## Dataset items
+ + + + + + +

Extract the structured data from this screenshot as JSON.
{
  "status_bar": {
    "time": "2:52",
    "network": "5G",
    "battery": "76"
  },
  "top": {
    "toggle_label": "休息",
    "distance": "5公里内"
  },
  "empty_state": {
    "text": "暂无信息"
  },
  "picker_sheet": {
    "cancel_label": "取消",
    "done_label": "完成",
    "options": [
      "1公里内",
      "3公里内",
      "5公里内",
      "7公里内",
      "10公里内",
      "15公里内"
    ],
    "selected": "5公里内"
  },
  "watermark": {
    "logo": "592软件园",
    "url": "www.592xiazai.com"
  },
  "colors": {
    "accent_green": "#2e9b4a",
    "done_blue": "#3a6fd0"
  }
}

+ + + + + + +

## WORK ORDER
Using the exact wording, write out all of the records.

## ANSWER TO THE PROBLEM
Extract the structured data from this screenshot as JSON.
{
  "status_bar": {
    "time": "2:52",
    "network": "5G",
    "battery": "76"
  },
  "top": {
    "toggle_label": "休息",
    "distance": "5公里内"
  },
  "empty_state": {
    "text": "暂无信息"
  },
  "picker_sheet": {
    "cancel_label": "取消",
    "done_label": "完成",
    "options": [
      "1公里内",
      "3公里内",
      "5公里内",
      "7公里内",
      "10公里内",
      "15公里内"
    ],
    "selected": "5公里内"
  },
  "watermark": {
    "logo": "592软件园",
    "url": "www.592xiazai.com"
  },
  "colors": {
    "accent_green": "#2e9b4a",
    "done_blue": "#3a6fd0"
  }
}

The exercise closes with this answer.